(Element data from apps and pages)
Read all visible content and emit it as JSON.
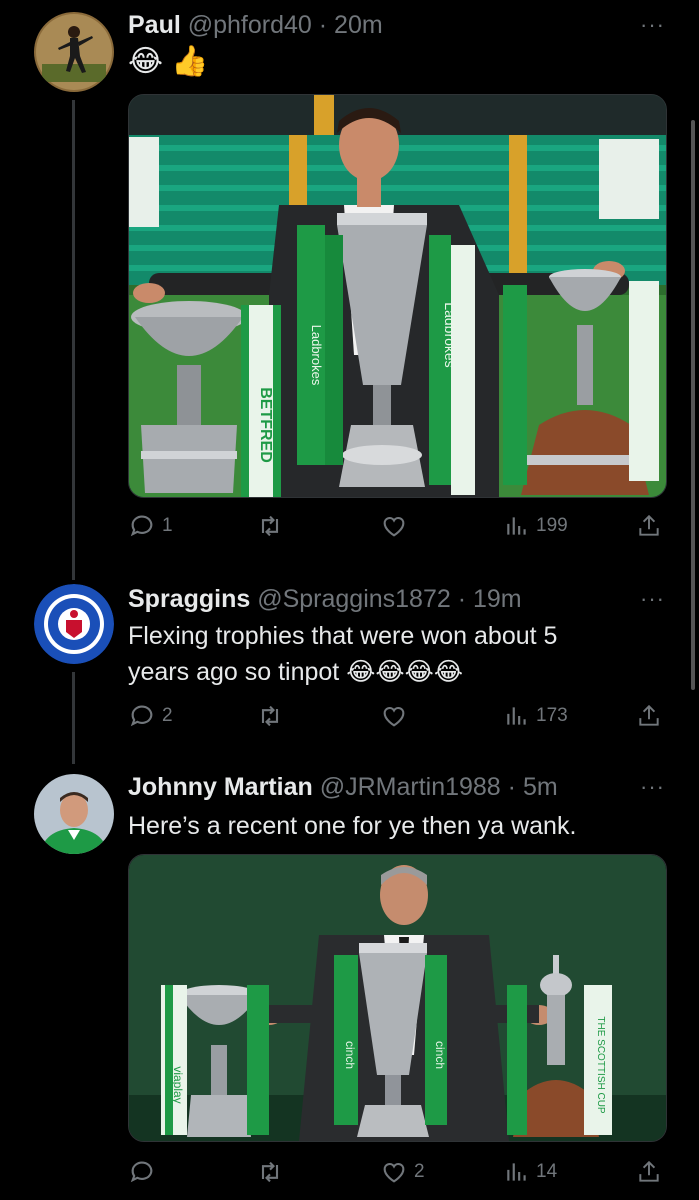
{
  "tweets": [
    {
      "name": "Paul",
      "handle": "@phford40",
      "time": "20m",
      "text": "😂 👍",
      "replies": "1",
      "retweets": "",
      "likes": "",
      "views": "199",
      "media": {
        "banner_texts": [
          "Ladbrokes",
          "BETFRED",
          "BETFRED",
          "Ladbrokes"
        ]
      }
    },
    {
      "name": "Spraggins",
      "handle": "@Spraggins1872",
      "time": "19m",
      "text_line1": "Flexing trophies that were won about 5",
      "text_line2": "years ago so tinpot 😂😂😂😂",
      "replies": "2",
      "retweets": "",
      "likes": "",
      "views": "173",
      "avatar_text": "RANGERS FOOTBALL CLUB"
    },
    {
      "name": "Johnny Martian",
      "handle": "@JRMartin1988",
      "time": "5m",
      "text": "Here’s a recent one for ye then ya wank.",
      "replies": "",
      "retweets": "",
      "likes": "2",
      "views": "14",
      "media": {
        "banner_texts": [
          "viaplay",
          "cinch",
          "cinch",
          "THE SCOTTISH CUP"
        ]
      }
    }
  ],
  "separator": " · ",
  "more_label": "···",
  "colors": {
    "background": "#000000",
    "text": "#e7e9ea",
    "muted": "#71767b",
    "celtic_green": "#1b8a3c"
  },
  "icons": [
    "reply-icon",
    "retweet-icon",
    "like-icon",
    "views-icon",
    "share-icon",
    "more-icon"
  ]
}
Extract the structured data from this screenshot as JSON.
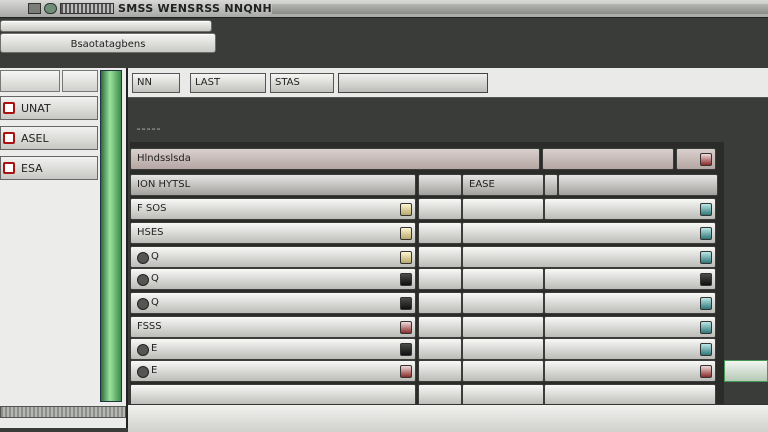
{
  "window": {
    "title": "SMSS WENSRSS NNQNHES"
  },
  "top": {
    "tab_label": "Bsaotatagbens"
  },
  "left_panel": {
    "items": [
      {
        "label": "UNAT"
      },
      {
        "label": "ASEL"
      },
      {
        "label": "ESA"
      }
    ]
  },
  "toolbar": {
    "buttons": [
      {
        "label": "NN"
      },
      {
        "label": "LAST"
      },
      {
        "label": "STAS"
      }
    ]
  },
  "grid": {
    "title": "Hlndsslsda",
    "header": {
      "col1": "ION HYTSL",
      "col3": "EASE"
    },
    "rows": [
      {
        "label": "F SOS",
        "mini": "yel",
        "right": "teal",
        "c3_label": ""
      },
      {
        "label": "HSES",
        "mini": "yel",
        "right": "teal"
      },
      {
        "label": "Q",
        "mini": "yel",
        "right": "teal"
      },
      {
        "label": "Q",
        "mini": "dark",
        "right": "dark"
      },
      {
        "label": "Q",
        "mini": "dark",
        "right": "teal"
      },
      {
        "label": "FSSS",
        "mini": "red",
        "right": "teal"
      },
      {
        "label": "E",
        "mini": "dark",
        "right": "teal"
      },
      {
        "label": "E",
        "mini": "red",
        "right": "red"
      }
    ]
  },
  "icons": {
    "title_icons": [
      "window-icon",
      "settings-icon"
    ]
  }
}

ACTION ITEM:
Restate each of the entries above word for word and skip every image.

RESPONSE BOX:
Read all visible content and emit it as JSON.
{
  "tweets": [
    {
      "name": "Paul",
      "handle": "@phford40",
      "time": "20m",
      "text": "😂 👍",
      "replies": "1",
      "retweets": "",
      "likes": "",
      "views": "199",
      "media": {
        "banner_texts": [
          "Ladbrokes",
          "BETFRED",
          "BETFRED",
          "Ladbrokes"
        ]
      }
    },
    {
      "name": "Spraggins",
      "handle": "@Spraggins1872",
      "time": "19m",
      "text_line1": "Flexing trophies that were won about 5",
      "text_line2": "years ago so tinpot 😂😂😂😂",
      "replies": "2",
      "retweets": "",
      "likes": "",
      "views": "173",
      "avatar_text": "RANGERS FOOTBALL CLUB"
    },
    {
      "name": "Johnny Martian",
      "handle": "@JRMartin1988",
      "time": "5m",
      "text": "Here’s a recent one for ye then ya wank.",
      "replies": "",
      "retweets": "",
      "likes": "2",
      "views": "14",
      "media": {
        "banner_texts": [
          "viaplay",
          "cinch",
          "cinch",
          "THE SCOTTISH CUP"
        ]
      }
    }
  ],
  "separator": " · ",
  "more_label": "···",
  "colors": {
    "background": "#000000",
    "text": "#e7e9ea",
    "muted": "#71767b",
    "celtic_green": "#1b8a3c"
  },
  "icons": [
    "reply-icon",
    "retweet-icon",
    "like-icon",
    "views-icon",
    "share-icon",
    "more-icon"
  ]
}
Extract the structured data from this screenshot as JSON.
{
  "window": {
    "title": "SMSS WENSRSS NNQNHES"
  },
  "top": {
    "tab_label": "Bsaotatagbens"
  },
  "left_panel": {
    "items": [
      {
        "label": "UNAT"
      },
      {
        "label": "ASEL"
      },
      {
        "label": "ESA"
      }
    ]
  },
  "toolbar": {
    "buttons": [
      {
        "label": "NN"
      },
      {
        "label": "LAST"
      },
      {
        "label": "STAS"
      }
    ]
  },
  "grid": {
    "title": "Hlndsslsda",
    "header": {
      "col1": "ION HYTSL",
      "col3": "EASE"
    },
    "rows": [
      {
        "label": "F SOS",
        "mini": "yel",
        "right": "teal",
        "c3_label": ""
      },
      {
        "label": "HSES",
        "mini": "yel",
        "right": "teal"
      },
      {
        "label": "Q",
        "mini": "yel",
        "right": "teal"
      },
      {
        "label": "Q",
        "mini": "dark",
        "right": "dark"
      },
      {
        "label": "Q",
        "mini": "dark",
        "right": "teal"
      },
      {
        "label": "FSSS",
        "mini": "red",
        "right": "teal"
      },
      {
        "label": "E",
        "mini": "dark",
        "right": "teal"
      },
      {
        "label": "E",
        "mini": "red",
        "right": "red"
      }
    ]
  },
  "icons": {
    "title_icons": [
      "window-icon",
      "settings-icon"
    ]
  }
}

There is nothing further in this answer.